The largest roadblocks to change are the excuses most often given.  As advocates for the urban forest, we should never accept these excuses if we really want to improve the way we conduct the business of development.  They are frequently intertwined and tough to overcome. 

#1. It's too expensive.

This might refer to materials, installation processes or maintenance.  Military installations, forever under pressure to trim budgets, can be the worst environment for progress.  To be fair, the separation of construction and maintenance budgets (a contract issue) is a huge hurdle facing development on federal land. One Request for Proposals listed all trees as a bid option, an option which was ultimately not accepted due to price.  An 8 acre site ended up treeless, a far cry from its native forested condition. The issue at hand is that in the construction industry's mind, trees cost money; trees are not necessary; trees have no value beyond aesthetics.  There is no question that grading, drainage and piping are necessary for stormwater management; these things are required by code and by law. Many contractors dislike spending the money to install the system, but there is no question that in today's world, stormwater management is necessary. What is still misunderstood is how trees and plants can play a role and ultimately defray the cost of infrastructure if planned early and well. Trees provide value; but without metrics to integrate that value into standard construction, new project s will continue to to be built using obsolete practice.

In the case of the tree-less 8 acre site, fingers crossed that squirrels get to work burying acorns.

 Departments of Transportation (DOT) can be resistant  as well, particularly to proven systems such as Silva Cells.  They refuse to consider them due to the initial cost of installation, never considering that those initial costs could defray the larger down-pipe cost of increased stormwater infrastructure.  Disparity in budget allocation between construction and maintenance is a broad, recurring topic; one to be addressed in a later post.

#2.  We've never done it that way.

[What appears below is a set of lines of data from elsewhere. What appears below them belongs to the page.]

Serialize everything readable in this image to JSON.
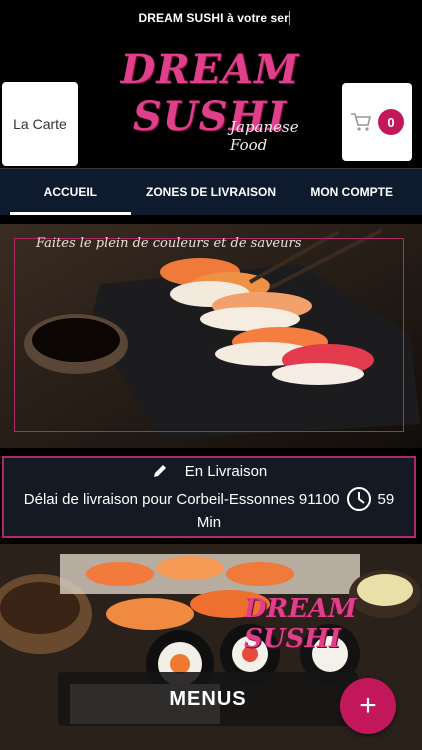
{
  "topbar": {
    "ticker": "DREAM SUSHI à votre servi"
  },
  "header": {
    "carte_label": "La Carte",
    "logo_main": "DREAM SUSHI",
    "logo_sub": "Japanese Food",
    "cart_count": "0"
  },
  "nav": {
    "items": [
      {
        "label": "ACCUEIL"
      },
      {
        "label": "ZONES DE LIVRAISON"
      },
      {
        "label": "MON COMPTE"
      }
    ]
  },
  "hero": {
    "caption": "Faites le plein de couleurs et de saveurs"
  },
  "delivery": {
    "mode": "En Livraison",
    "text": "Délai de livraison pour Corbeil-Essonnes 91100",
    "minutes": "59",
    "unit": "Min"
  },
  "menus": {
    "logo_text": "DREAM SUSHI",
    "button_label": "MENUS"
  },
  "fab": {
    "symbol": "+"
  },
  "colors": {
    "accent": "#c2185b",
    "nav_bg": "#0e1b2e"
  }
}
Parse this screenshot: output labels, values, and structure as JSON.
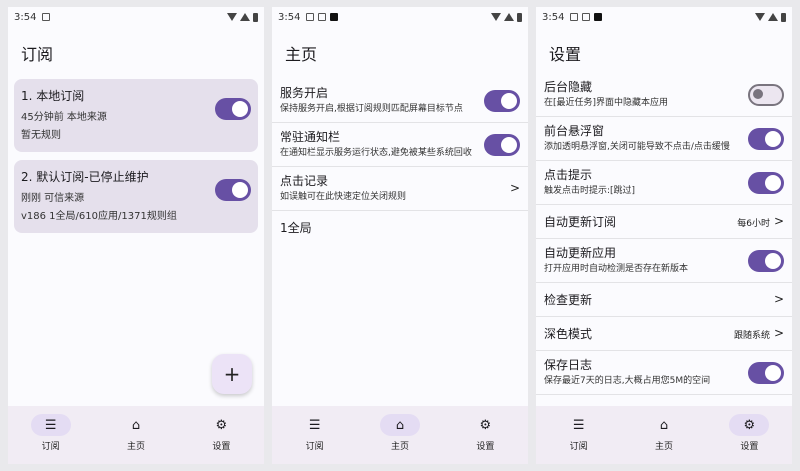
{
  "status": {
    "time": "3:54"
  },
  "screen1": {
    "title": "订阅",
    "cards": [
      {
        "title": "1. 本地订阅",
        "line1": "45分钟前   本地来源",
        "line2": "暂无规则",
        "enabled": true
      },
      {
        "title": "2. 默认订阅-已停止维护",
        "line1": "刚刚   可信来源",
        "line2": "v186   1全局/610应用/1371规则组",
        "enabled": true
      }
    ],
    "fab": "+"
  },
  "screen2": {
    "title": "主页",
    "rows": [
      {
        "title": "服务开启",
        "sub": "保持服务开启,根据订阅规则匹配屏幕目标节点",
        "toggle": true
      },
      {
        "title": "常驻通知栏",
        "sub": "在通知栏显示服务运行状态,避免被某些系统回收",
        "toggle": true
      },
      {
        "title": "点击记录",
        "sub": "如误触可在此快速定位关闭规则",
        "chevron": ">"
      }
    ],
    "footer": "1全局"
  },
  "screen3": {
    "title": "设置",
    "rows": [
      {
        "title": "后台隐藏",
        "sub": "在[最近任务]界面中隐藏本应用",
        "toggle": false
      },
      {
        "title": "前台悬浮窗",
        "sub": "添加透明悬浮窗,关闭可能导致不点击/点击缓慢",
        "toggle": true
      },
      {
        "title": "点击提示",
        "sub": "触发点击时提示:[跳过]",
        "toggle": true
      },
      {
        "title": "自动更新订阅",
        "value": "每6小时",
        "chevron": ">"
      },
      {
        "title": "自动更新应用",
        "sub": "打开应用时自动检测是否存在新版本",
        "toggle": true
      },
      {
        "title": "检查更新",
        "chevron": ">"
      },
      {
        "title": "深色模式",
        "value": "跟随系统",
        "chevron": ">"
      },
      {
        "title": "保存日志",
        "sub": "保存最近7天的日志,大概占用您5M的空间",
        "toggle": true
      }
    ]
  },
  "nav": {
    "items": [
      {
        "label": "订阅",
        "icon": "list-icon",
        "glyph": "☰"
      },
      {
        "label": "主页",
        "icon": "home-icon",
        "glyph": "⌂"
      },
      {
        "label": "设置",
        "icon": "gear-icon",
        "glyph": "⚙"
      }
    ]
  },
  "colors": {
    "accent": "#6750a4",
    "card": "#e5e0ec",
    "nav": "#f1ecf4"
  }
}
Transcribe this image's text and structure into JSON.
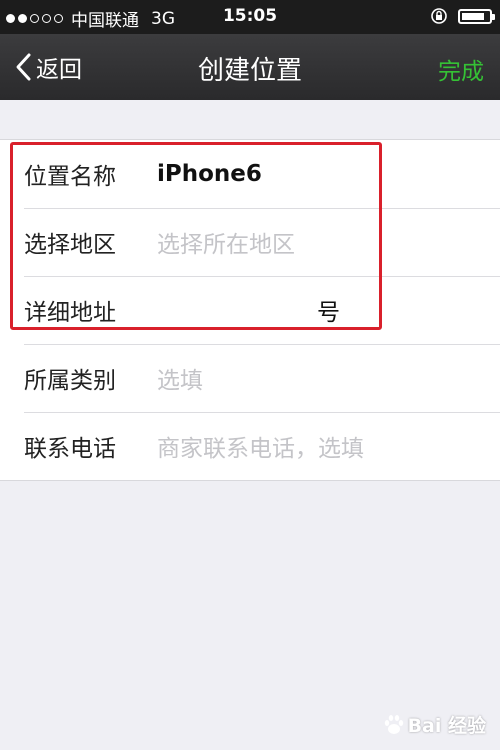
{
  "status_bar": {
    "carrier": "中国联通",
    "network": "3G",
    "time": "15:05",
    "signal_strength": 2,
    "signal_max": 5,
    "battery_level": 0.85
  },
  "nav": {
    "back_label": "返回",
    "title": "创建位置",
    "done_label": "完成",
    "done_color": "#35c135"
  },
  "form": {
    "rows": [
      {
        "label": "位置名称",
        "value": "iPhone6"
      },
      {
        "label": "选择地区",
        "placeholder": "选择所在地区"
      },
      {
        "label": "详细地址",
        "value": "号"
      },
      {
        "label": "所属类别",
        "placeholder": "选填"
      },
      {
        "label": "联系电话",
        "placeholder": "商家联系电话，选填"
      }
    ]
  },
  "highlight_color": "#d9202b",
  "watermark": {
    "text": "Bai 经验",
    "icon": "paw-icon"
  }
}
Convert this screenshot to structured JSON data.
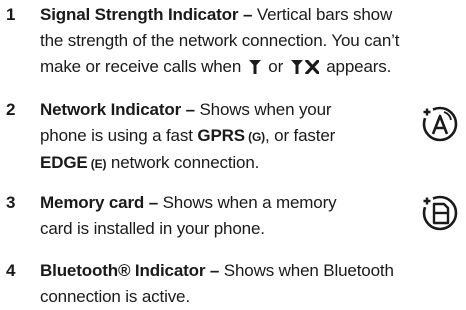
{
  "items": [
    {
      "number": "1",
      "title": "Signal Strength Indicator –",
      "line1_rest": " Vertical bars show",
      "line2": "the strength of the network connection. You can’t",
      "line3_pre": "make or receive calls when ",
      "line3_mid": " or ",
      "line3_post": " appears."
    },
    {
      "number": "2",
      "title": "Network Indicator –",
      "line1_rest": " Shows when your",
      "line2_pre": "phone is using a fast ",
      "line2_bold": "GPRS",
      "line2_small": " (G)",
      "line2_post": ", or faster",
      "line3_bold": "EDGE",
      "line3_small": " (E)",
      "line3_post": " network connection.",
      "icon": "network-indicator-icon"
    },
    {
      "number": "3",
      "title": "Memory card –",
      "line1_rest": " Shows when a memory",
      "line2": "card is installed in your phone.",
      "icon": "memory-card-icon"
    },
    {
      "number": "4",
      "title": "Bluetooth® Indicator –",
      "line1_rest": " Shows when Bluetooth",
      "line2": "connection is active."
    }
  ],
  "inline_icons": [
    "antenna-icon",
    "no-signal-icon"
  ]
}
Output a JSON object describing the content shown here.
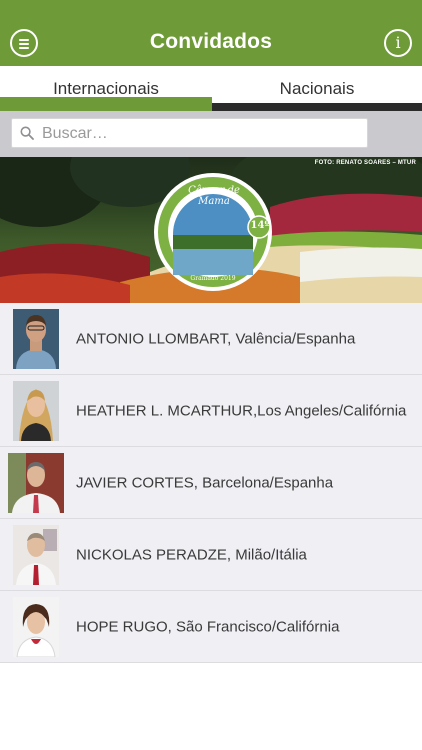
{
  "header": {
    "title": "Convidados",
    "menu_icon": "menu-icon",
    "info_icon": "info-icon",
    "color": "#6f9a38"
  },
  "tabs": [
    {
      "label": "Internacionais",
      "active": true
    },
    {
      "label": "Nacionais",
      "active": false
    }
  ],
  "search": {
    "placeholder": "Buscar…",
    "icon": "search-icon"
  },
  "banner": {
    "photo_credit": "FOTO: RENATO SOARES – MTUR",
    "logo_text": "Câncer de Mama",
    "logo_edition": "14º",
    "logo_city": "Gramado 2019"
  },
  "guests": [
    {
      "name": "ANTONIO LLOMBART, Valência/Espanha",
      "photo": "guest-photo"
    },
    {
      "name": "HEATHER L. MCARTHUR,Los Angeles/Califórnia",
      "photo": "guest-photo"
    },
    {
      "name": "JAVIER CORTES, Barcelona/Espanha",
      "photo": "guest-photo"
    },
    {
      "name": "NICKOLAS PERADZE, Milão/Itália",
      "photo": "guest-photo"
    },
    {
      "name": "HOPE RUGO, São Francisco/Califórnia",
      "photo": "guest-photo"
    }
  ]
}
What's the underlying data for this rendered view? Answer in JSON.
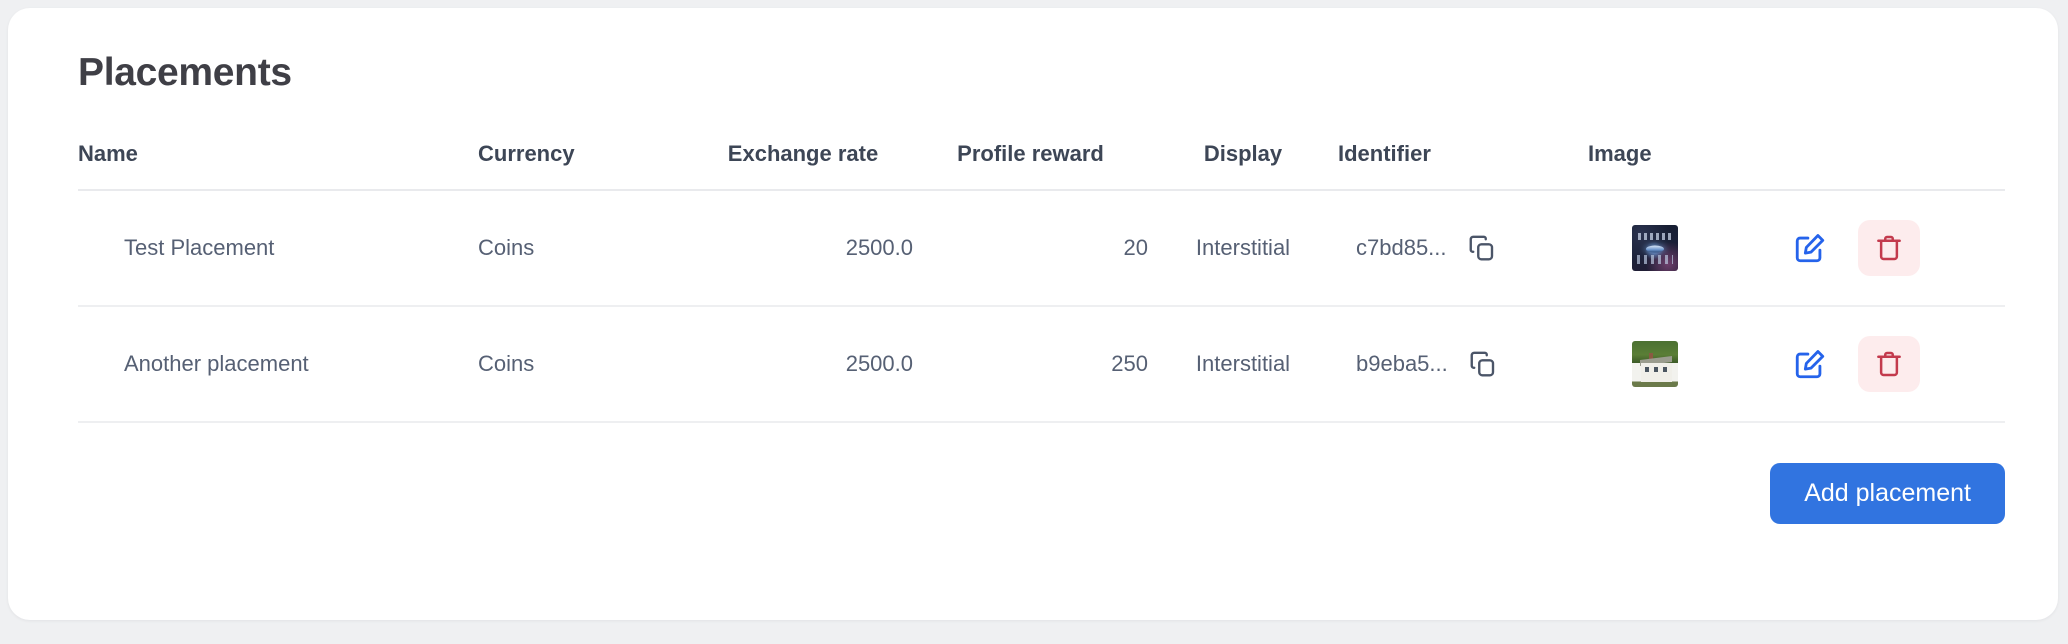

Risk aversion, leeriness of liability, concern over replacement costs, unfamiliarity with maintenance requirements etc. all contribute to a reluctance to innovate.  Again with city DOTs- some would rather install a streetscape in the same obsolete manner that it has been done for 30 years, because estimators know how to estimate it and installers know how to install it.  There is no money in the razor-thin budget to design and test anything new; perhaps the city code doesn't explicitly include it.  Bureaucracy can present a huge hurdle to innovation.  In one city, designers are unable to select a tree species that does not appear on the existing list.  Not because an arborist takes great care with the list; rather it is because every construction component must have a unique line item code in order to be included in a project, and it's too difficult to get something added to the master list. On the approved species list is Bradford pear, simply because it already has an assigned line item code. (If you're unfamiliar with the shortcomings of the Bradford pear, send me and email and I'll bring you up to speed.) Where is the flexibility and willingness to invest in innovative methods to address infrastructure problems?  To be blunt, municipal governments aren't driven to turn a profit in the same way as the private firms performing the design and construction work. As a taxpayer, I'd like to see funds allocated to absorb the risk associated with testing innovation in urban forestry as a tool for improved city function. Take my taxes and lead the way in experimental new methods that can become the new and improved standard to beat.

There are many municipalities that are actively pursuing the benefits of the urban forest and they will be highlighted in later posts. There is nothing new that needs to be invented in order for us to tackle these problems; our culture is primed for multi-pronged investments in our cities.  Urban forestry, able to be implemented at any scale, is the low hanging fruit.